Write down a three-digit number Change the order of the digits to get a different number Find the difference between the two three digit numbers Follow the rest of the instructions then try. . . .

Lower Bound

Age 14 to 16 Challenge Level:

What would you get if you continued this sequence of fraction sums? 1/2 + 2/1 = 2/3 + 3/2 = 3/4 + 4/3 =

Back to Basics

Age 14 to 16 Challenge Level:

Find b where 3723(base 10) = 123(base b).

Mindreader

Age 11 to 14 Challenge Level:

A little bit of algebra explains this 'magic'. Ask a friend to pick 3 consecutive numbers and to tell you a multiple of 3. Then ask them to add the four numbers and multiply by 67, and to tell you. . . .

Is it Magic or Is it Maths?

Age 11 to 14 Challenge Level:

Here are three 'tricks' to amaze your friends. But the really clever trick is explaining to them why these 'tricks' are maths not magic. Like all good magicians, you should practice by trying. . . .

How Much Can We Spend?

Age 11 to 14 Challenge Level:

A country has decided to have just two different coins, 3z and 5z coins. Which totals can be made? Is there a largest total that cannot be made? How do you know?

Partly Painted Cube

Age 14 to 16 Challenge Level:

Jo made a cube from some smaller cubes, painted some of the faces of the large cube, and then took it apart again. 45 small cubes had no paint on them at all.

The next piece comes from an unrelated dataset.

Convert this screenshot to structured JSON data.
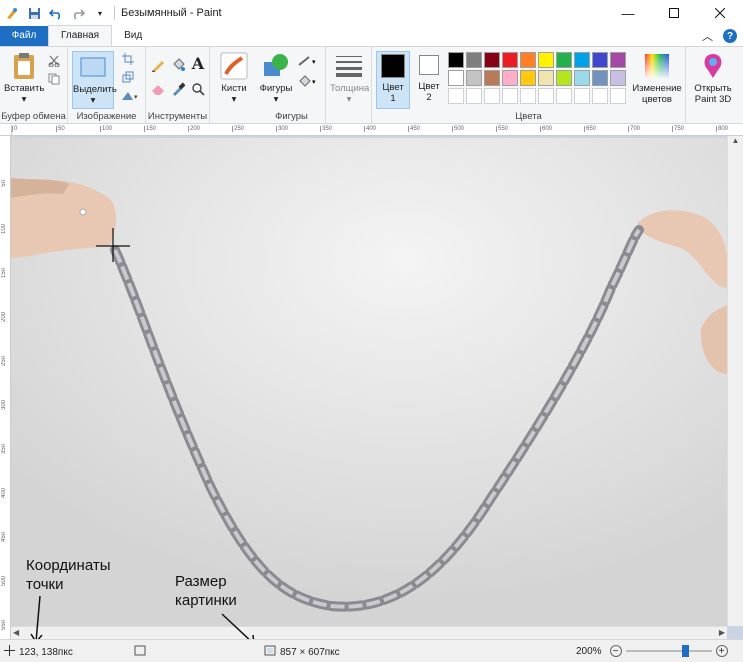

How many small cubes did Jo use?

Fibonacci Surprises

Age 11 to 14 Challenge Level:

Play around with the Fibonacci sequence and discover some surprising results!